*** Opening Information shown ***

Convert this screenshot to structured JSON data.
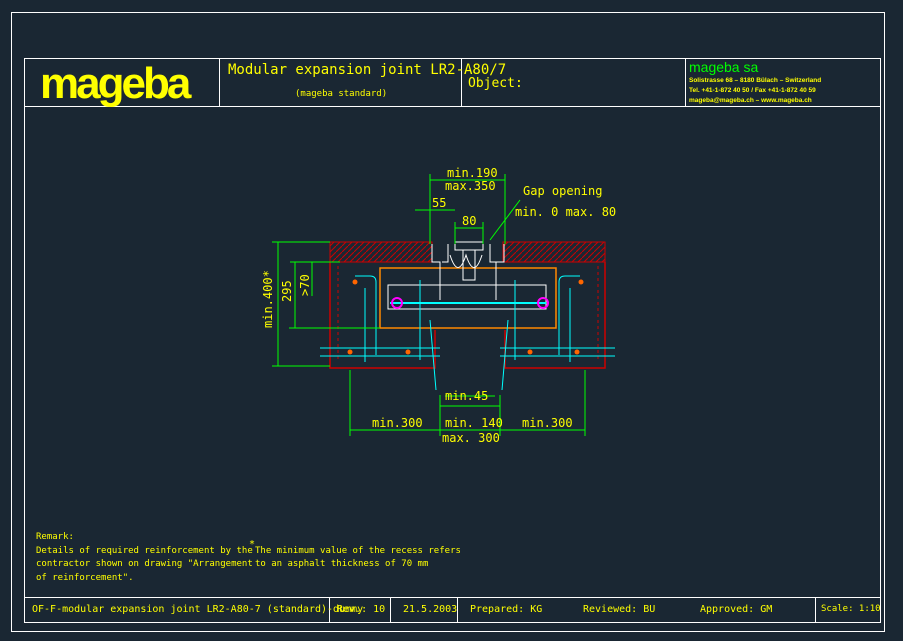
{
  "header": {
    "logo": "mageba",
    "title": "Modular expansion joint LR2-A80/7",
    "subtitle": "(mageba standard)",
    "object_label": "Object:",
    "company": "mageba sa",
    "address_line1": "Solistrasse 68 – 8180 Bülach – Switzerland",
    "address_line2": "Tel. +41-1-872 40 50 / Fax +41-1-872 40 59",
    "address_line3": "mageba@mageba.ch – www.mageba.ch"
  },
  "drawing": {
    "dim_min190": "min.190",
    "dim_max350": "max.350",
    "gap_opening": "Gap opening",
    "gap_range": "min. 0   max. 80",
    "dim_55": "55",
    "dim_80": "80",
    "dim_min400": "min.400*",
    "dim_295": "295",
    "dim_70": ">70",
    "dim_min45": "min.45",
    "dim_min300_left": "min.300",
    "dim_min140": "min. 140",
    "dim_min300_right": "min.300",
    "dim_max300": "max. 300"
  },
  "remarks": {
    "heading": "Remark:",
    "line1": "Details of required reinforcement by the",
    "line2": "contractor shown on drawing \"Arrangement",
    "line3": "of reinforcement\".",
    "star": "*",
    "note1": "The minimum value of the recess refers",
    "note2": "to an asphalt thickness of 70 mm"
  },
  "footer": {
    "drawing_id": "OF-F-modular expansion joint LR2-A80-7 (standard)-dummy",
    "rev": "Rev.: 10",
    "date": "21.5.2003",
    "prepared": "Prepared: KG",
    "reviewed": "Reviewed:  BU",
    "approved": "Approved:  GM",
    "scale": "Scale:  1:10"
  },
  "colors": {
    "background": "#1a2733",
    "lines": "#ffffff",
    "text": "#ffff00",
    "dimension": "#00ff00",
    "concrete": "#cc0000",
    "steel": "#00ffff",
    "anchor": "#ff00ff"
  }
}
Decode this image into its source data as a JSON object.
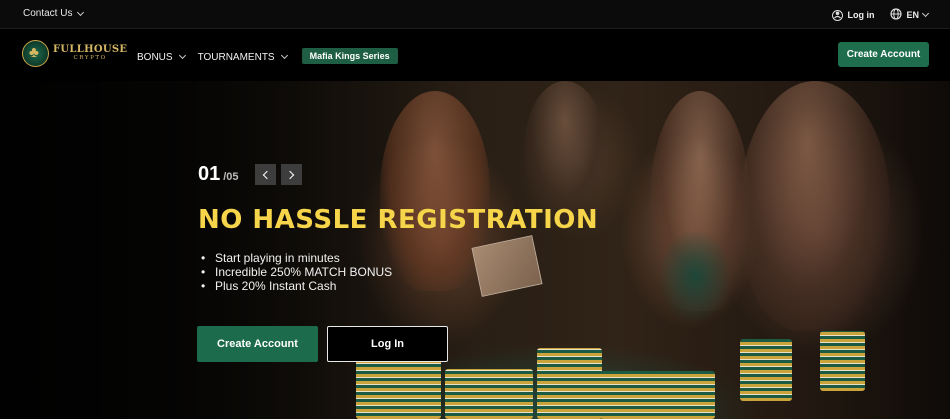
{
  "topbar": {
    "contact_label": "Contact Us",
    "login_label": "Log in",
    "language_label": "EN"
  },
  "nav": {
    "logo_line1": "FULLHOUSE",
    "logo_line2": "CRYPTO",
    "bonus_label": "BONUS",
    "tournaments_label": "TOURNAMENTS",
    "promo_badge": "Mafia Kings Series",
    "create_account_label": "Create Account"
  },
  "hero": {
    "slide_current": "01",
    "slide_total": "/05",
    "headline": "NO HASSLE REGISTRATION",
    "bullets": [
      "Start playing in minutes",
      "Incredible 250% MATCH BONUS",
      "Plus 20% Instant Cash"
    ],
    "create_account_label": "Create Account",
    "login_label": "Log In"
  },
  "colors": {
    "accent_green": "#1e6e4e",
    "headline_yellow": "#f7d54a",
    "logo_gold": "#d7b865"
  },
  "icons": [
    "chevron-down-icon",
    "user-circle-icon",
    "globe-icon",
    "club-emblem-icon",
    "arrow-left-icon",
    "arrow-right-icon"
  ]
}
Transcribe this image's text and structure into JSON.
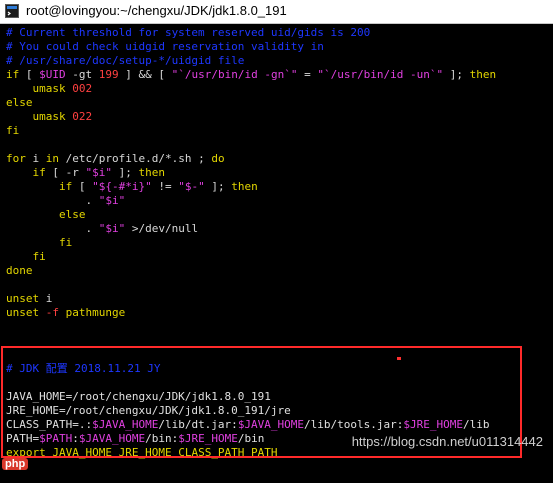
{
  "window": {
    "title": "root@lovingyou:~/chengxu/JDK/jdk1.8.0_191"
  },
  "terminal": {
    "lines": [
      {
        "segments": [
          {
            "t": "# Current threshold for system reserved uid/gids is 200",
            "c": "c-comment"
          }
        ]
      },
      {
        "segments": [
          {
            "t": "# You could check uidgid reservation validity in",
            "c": "c-comment"
          }
        ]
      },
      {
        "segments": [
          {
            "t": "# /usr/share/doc/setup-*/uidgid file",
            "c": "c-comment"
          }
        ]
      },
      {
        "segments": [
          {
            "t": "if",
            "c": "c-keyword"
          },
          {
            "t": " [ ",
            "c": "c-plain"
          },
          {
            "t": "$UID",
            "c": "c-var"
          },
          {
            "t": " -gt ",
            "c": "c-plain"
          },
          {
            "t": "199",
            "c": "c-num"
          },
          {
            "t": " ] && [ ",
            "c": "c-plain"
          },
          {
            "t": "\"`/usr/bin/id -gn`\"",
            "c": "c-str"
          },
          {
            "t": " = ",
            "c": "c-plain"
          },
          {
            "t": "\"`/usr/bin/id -un`\"",
            "c": "c-str"
          },
          {
            "t": " ]; ",
            "c": "c-plain"
          },
          {
            "t": "then",
            "c": "c-keyword"
          }
        ]
      },
      {
        "segments": [
          {
            "t": "    umask ",
            "c": "c-keyword"
          },
          {
            "t": "002",
            "c": "c-num"
          }
        ]
      },
      {
        "segments": [
          {
            "t": "else",
            "c": "c-keyword"
          }
        ]
      },
      {
        "segments": [
          {
            "t": "    umask ",
            "c": "c-keyword"
          },
          {
            "t": "022",
            "c": "c-num"
          }
        ]
      },
      {
        "segments": [
          {
            "t": "fi",
            "c": "c-keyword"
          }
        ]
      },
      {
        "segments": [
          {
            "t": "",
            "c": "c-plain"
          }
        ]
      },
      {
        "segments": [
          {
            "t": "for",
            "c": "c-keyword"
          },
          {
            "t": " i ",
            "c": "c-plain"
          },
          {
            "t": "in",
            "c": "c-keyword"
          },
          {
            "t": " /etc/profile.d/*.sh ; ",
            "c": "c-plain"
          },
          {
            "t": "do",
            "c": "c-keyword"
          }
        ]
      },
      {
        "segments": [
          {
            "t": "    if",
            "c": "c-keyword"
          },
          {
            "t": " [ -r ",
            "c": "c-plain"
          },
          {
            "t": "\"$i\"",
            "c": "c-str"
          },
          {
            "t": " ]; ",
            "c": "c-plain"
          },
          {
            "t": "then",
            "c": "c-keyword"
          }
        ]
      },
      {
        "segments": [
          {
            "t": "        if",
            "c": "c-keyword"
          },
          {
            "t": " [ ",
            "c": "c-plain"
          },
          {
            "t": "\"${-#*i}\"",
            "c": "c-str"
          },
          {
            "t": " != ",
            "c": "c-plain"
          },
          {
            "t": "\"$-\"",
            "c": "c-str"
          },
          {
            "t": " ]; ",
            "c": "c-plain"
          },
          {
            "t": "then",
            "c": "c-keyword"
          }
        ]
      },
      {
        "segments": [
          {
            "t": "            . ",
            "c": "c-plain"
          },
          {
            "t": "\"$i\"",
            "c": "c-str"
          }
        ]
      },
      {
        "segments": [
          {
            "t": "        else",
            "c": "c-keyword"
          }
        ]
      },
      {
        "segments": [
          {
            "t": "            . ",
            "c": "c-plain"
          },
          {
            "t": "\"$i\"",
            "c": "c-str"
          },
          {
            "t": " >/dev/null",
            "c": "c-plain"
          }
        ]
      },
      {
        "segments": [
          {
            "t": "        fi",
            "c": "c-keyword"
          }
        ]
      },
      {
        "segments": [
          {
            "t": "    fi",
            "c": "c-keyword"
          }
        ]
      },
      {
        "segments": [
          {
            "t": "done",
            "c": "c-keyword"
          }
        ]
      },
      {
        "segments": [
          {
            "t": "",
            "c": "c-plain"
          }
        ]
      },
      {
        "segments": [
          {
            "t": "unset",
            "c": "c-keyword"
          },
          {
            "t": " i",
            "c": "c-plain"
          }
        ]
      },
      {
        "segments": [
          {
            "t": "unset",
            "c": "c-keyword"
          },
          {
            "t": " -f",
            "c": "c-num"
          },
          {
            "t": " pathmunge",
            "c": "c-keyword"
          }
        ]
      },
      {
        "segments": [
          {
            "t": "",
            "c": "c-plain"
          }
        ]
      },
      {
        "segments": [
          {
            "t": "",
            "c": "c-plain"
          }
        ]
      },
      {
        "segments": [
          {
            "t": "",
            "c": "c-plain"
          }
        ]
      },
      {
        "segments": [
          {
            "t": "# JDK 配置 2018.11.21 JY",
            "c": "c-comment"
          }
        ]
      },
      {
        "segments": [
          {
            "t": "",
            "c": "c-plain"
          }
        ]
      },
      {
        "segments": [
          {
            "t": "JAVA_HOME=/root/chengxu/JDK/jdk1.8.0_191",
            "c": "c-path"
          }
        ]
      },
      {
        "segments": [
          {
            "t": "JRE_HOME=/root/chengxu/JDK/jdk1.8.0_191/jre",
            "c": "c-path"
          }
        ]
      },
      {
        "segments": [
          {
            "t": "CLASS_PATH=.:",
            "c": "c-path"
          },
          {
            "t": "$JAVA_HOME",
            "c": "c-var"
          },
          {
            "t": "/lib/dt.jar:",
            "c": "c-path"
          },
          {
            "t": "$JAVA_HOME",
            "c": "c-var"
          },
          {
            "t": "/lib/tools.jar:",
            "c": "c-path"
          },
          {
            "t": "$JRE_HOME",
            "c": "c-var"
          },
          {
            "t": "/lib",
            "c": "c-path"
          }
        ]
      },
      {
        "segments": [
          {
            "t": "PATH=",
            "c": "c-path"
          },
          {
            "t": "$PATH",
            "c": "c-var"
          },
          {
            "t": ":",
            "c": "c-path"
          },
          {
            "t": "$JAVA_HOME",
            "c": "c-var"
          },
          {
            "t": "/bin:",
            "c": "c-path"
          },
          {
            "t": "$JRE_HOME",
            "c": "c-var"
          },
          {
            "t": "/bin",
            "c": "c-path"
          }
        ]
      },
      {
        "segments": [
          {
            "t": "export",
            "c": "c-keyword"
          },
          {
            "t": " JAVA_HOME JRE_HOME CLASS_PATH PATH",
            "c": "c-keyword"
          }
        ]
      }
    ]
  },
  "watermark": "https://blog.csdn.net/u011314442",
  "badge": "php",
  "colors": {
    "comment": "#1e37ff",
    "keyword": "#e3d600",
    "string": "#e040e0",
    "number": "#ff4040",
    "highlight_box": "#ff2a2a"
  }
}
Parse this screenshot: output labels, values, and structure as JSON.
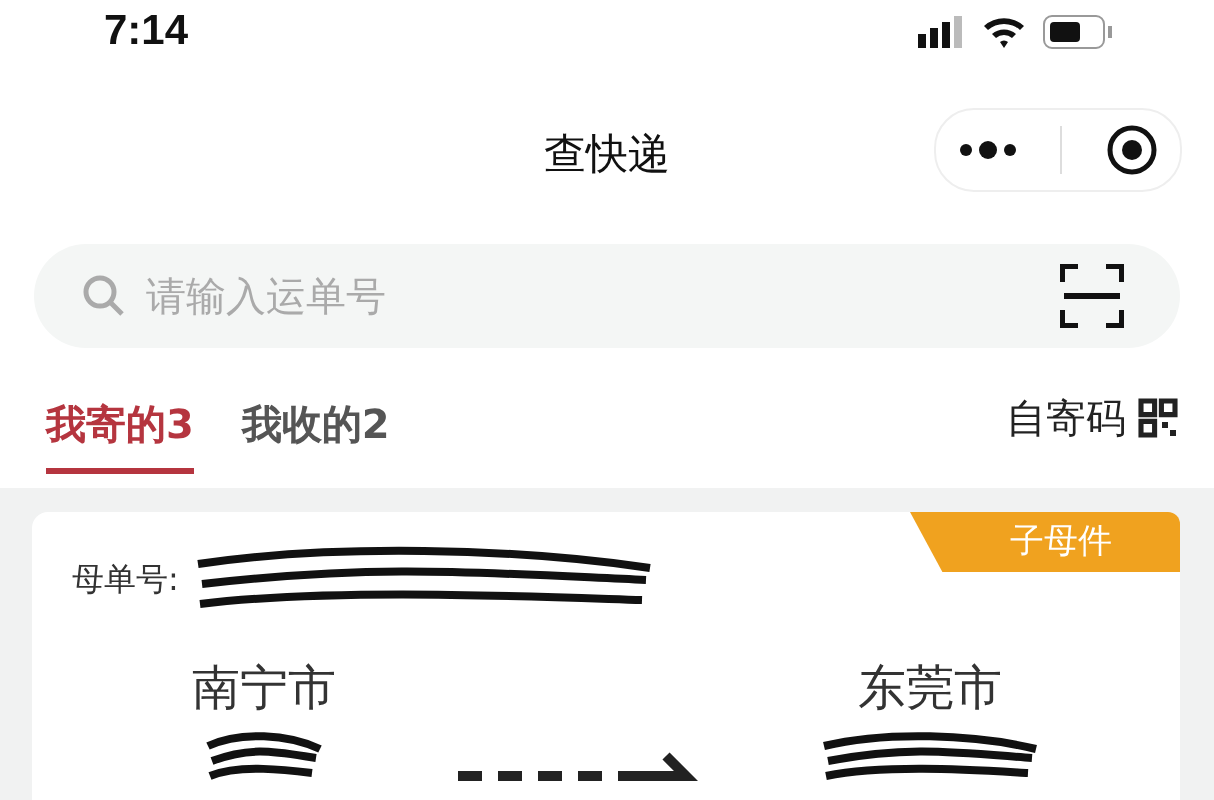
{
  "status_bar": {
    "time": "7:14"
  },
  "nav": {
    "title": "查快递"
  },
  "search": {
    "placeholder": "请输入运单号"
  },
  "tabs": [
    {
      "label": "我寄的3",
      "selected": true
    },
    {
      "label": "我收的2",
      "selected": false
    }
  ],
  "self_send_code": {
    "label": "自寄码"
  },
  "shipment": {
    "badge": "子母件",
    "number_label": "母单号:",
    "origin": "南宁市",
    "destination": "东莞市"
  }
}
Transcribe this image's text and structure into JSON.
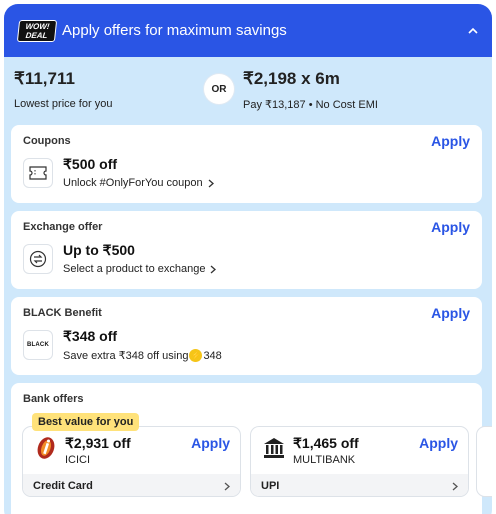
{
  "header": {
    "badge_line1": "WOW!",
    "badge_line2": "DEAL",
    "title": "Apply offers for maximum savings"
  },
  "prices": {
    "lowest_value": "₹11,711",
    "lowest_label": "Lowest price for you",
    "or_label": "OR",
    "emi_value": "₹2,198 x 6m",
    "emi_label": "Pay ₹13,187 • No Cost EMI"
  },
  "coupons": {
    "title": "Coupons",
    "apply_label": "Apply",
    "value": "₹500 off",
    "desc": "Unlock #OnlyForYou coupon"
  },
  "exchange": {
    "title": "Exchange offer",
    "apply_label": "Apply",
    "value": "Up to ₹500",
    "desc": "Select a product to exchange"
  },
  "black": {
    "title": "BLACK Benefit",
    "apply_label": "Apply",
    "icon_text": "BLACK",
    "value": "₹348 off",
    "desc_prefix": "Save extra ₹348 off using",
    "coin_value": "348"
  },
  "bank_offers": {
    "title": "Bank offers",
    "best_tag": "Best value for you",
    "items": [
      {
        "value": "₹2,931 off",
        "name": "ICICI",
        "apply_label": "Apply",
        "footer": "Credit Card"
      },
      {
        "value": "₹1,465 off",
        "name": "MULTIBANK",
        "apply_label": "Apply",
        "footer": "UPI"
      }
    ]
  },
  "colors": {
    "accent": "#2a55e5",
    "panel_bg": "#cfe8fb",
    "tag_bg": "#ffe27a"
  }
}
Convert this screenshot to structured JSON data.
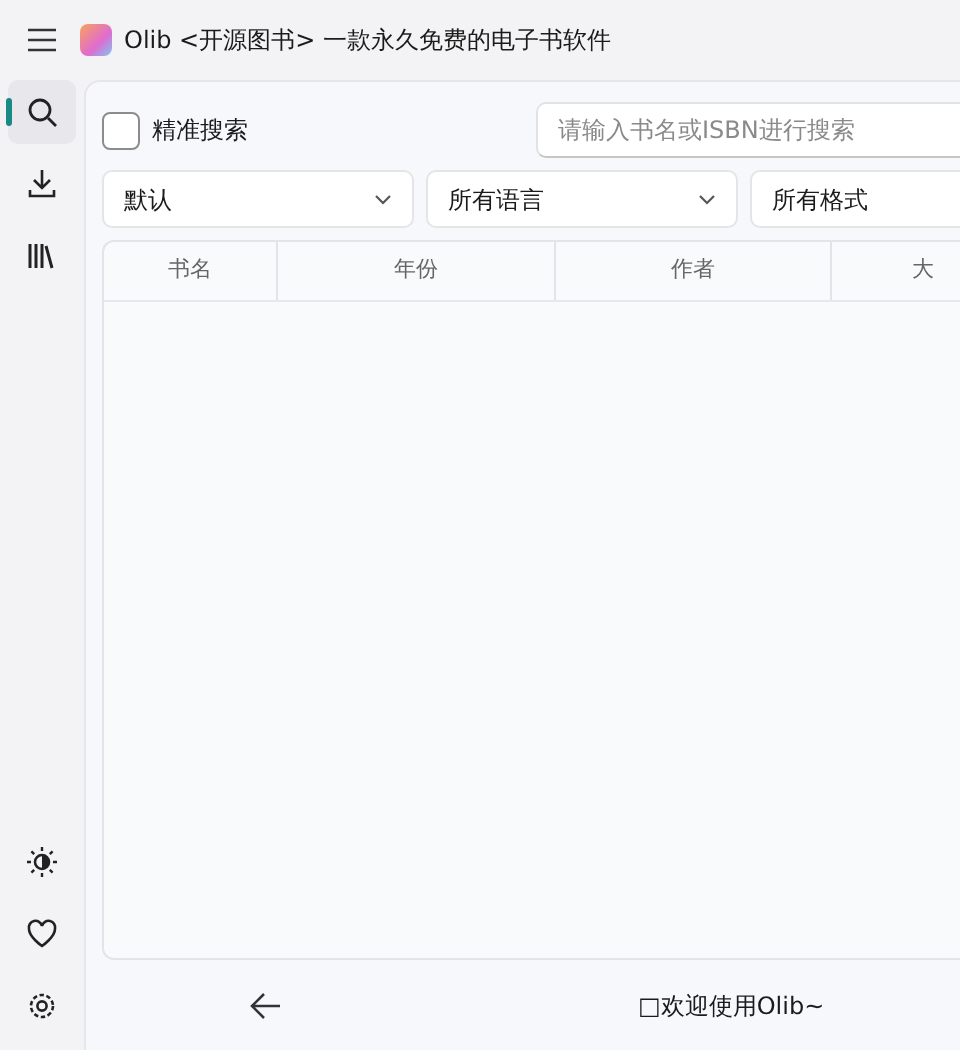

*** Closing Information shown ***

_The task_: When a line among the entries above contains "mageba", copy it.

_Solution for this exercise_:
    "logo": "mageba",
    "subtitle": "(mageba standard)",
    "company": "mageba sa",
    "address_line3": "mageba@mageba.ch – www.mageba.ch"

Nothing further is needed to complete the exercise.